▶ About this exercise
The whole listing, apart from its images, should be restated word for word.

________________________

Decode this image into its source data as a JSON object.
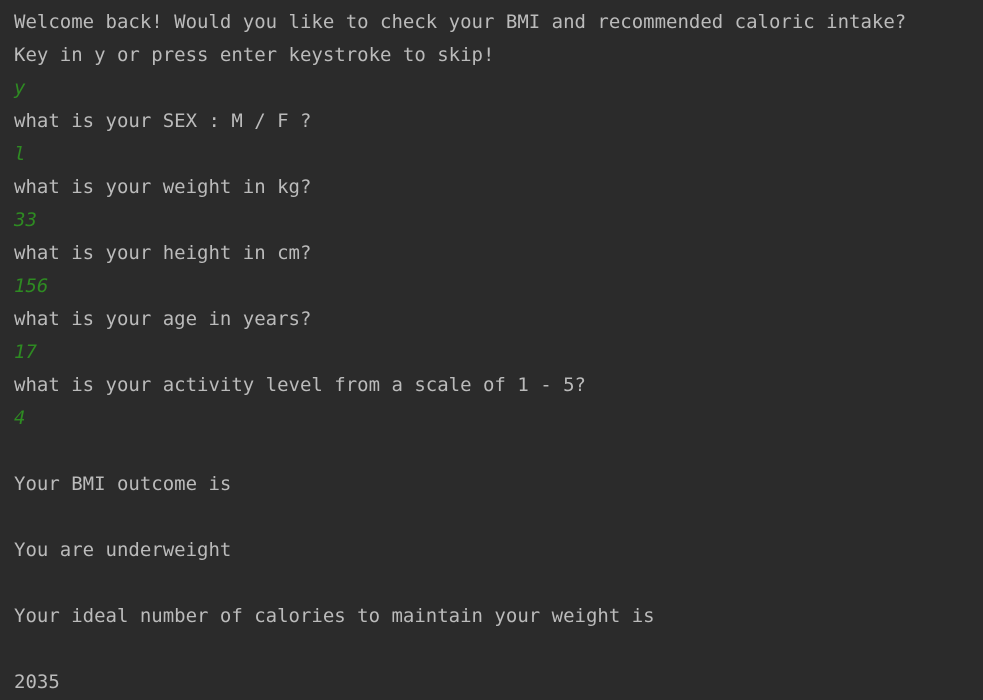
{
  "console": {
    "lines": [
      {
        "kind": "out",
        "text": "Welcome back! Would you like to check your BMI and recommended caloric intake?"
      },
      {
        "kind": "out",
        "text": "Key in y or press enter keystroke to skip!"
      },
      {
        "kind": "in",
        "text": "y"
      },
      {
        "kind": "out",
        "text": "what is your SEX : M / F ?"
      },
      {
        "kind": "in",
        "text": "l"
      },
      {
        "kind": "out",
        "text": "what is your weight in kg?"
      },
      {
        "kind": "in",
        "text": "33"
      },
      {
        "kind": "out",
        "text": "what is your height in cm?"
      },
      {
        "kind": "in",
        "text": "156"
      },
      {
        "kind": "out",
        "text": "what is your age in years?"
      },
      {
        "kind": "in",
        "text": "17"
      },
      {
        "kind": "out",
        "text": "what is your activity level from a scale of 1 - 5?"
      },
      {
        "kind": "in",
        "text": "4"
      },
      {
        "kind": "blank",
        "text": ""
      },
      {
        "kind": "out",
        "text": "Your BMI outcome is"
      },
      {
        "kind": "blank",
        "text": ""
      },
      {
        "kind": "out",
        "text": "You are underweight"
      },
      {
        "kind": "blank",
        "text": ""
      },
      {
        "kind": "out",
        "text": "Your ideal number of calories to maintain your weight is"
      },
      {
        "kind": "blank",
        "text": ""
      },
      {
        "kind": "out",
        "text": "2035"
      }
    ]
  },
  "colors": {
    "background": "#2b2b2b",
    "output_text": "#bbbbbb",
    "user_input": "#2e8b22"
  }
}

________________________

▶ Finished task
Decode this image into its source data as a JSON object.
{
  "console": {
    "lines": [
      {
        "kind": "out",
        "text": "Welcome back! Would you like to check your BMI and recommended caloric intake?"
      },
      {
        "kind": "out",
        "text": "Key in y or press enter keystroke to skip!"
      },
      {
        "kind": "in",
        "text": "y"
      },
      {
        "kind": "out",
        "text": "what is your SEX : M / F ?"
      },
      {
        "kind": "in",
        "text": "l"
      },
      {
        "kind": "out",
        "text": "what is your weight in kg?"
      },
      {
        "kind": "in",
        "text": "33"
      },
      {
        "kind": "out",
        "text": "what is your height in cm?"
      },
      {
        "kind": "in",
        "text": "156"
      },
      {
        "kind": "out",
        "text": "what is your age in years?"
      },
      {
        "kind": "in",
        "text": "17"
      },
      {
        "kind": "out",
        "text": "what is your activity level from a scale of 1 - 5?"
      },
      {
        "kind": "in",
        "text": "4"
      },
      {
        "kind": "blank",
        "text": ""
      },
      {
        "kind": "out",
        "text": "Your BMI outcome is"
      },
      {
        "kind": "blank",
        "text": ""
      },
      {
        "kind": "out",
        "text": "You are underweight"
      },
      {
        "kind": "blank",
        "text": ""
      },
      {
        "kind": "out",
        "text": "Your ideal number of calories to maintain your weight is"
      },
      {
        "kind": "blank",
        "text": ""
      },
      {
        "kind": "out",
        "text": "2035"
      }
    ]
  },
  "colors": {
    "background": "#2b2b2b",
    "output_text": "#bbbbbb",
    "user_input": "#2e8b22"
  }
}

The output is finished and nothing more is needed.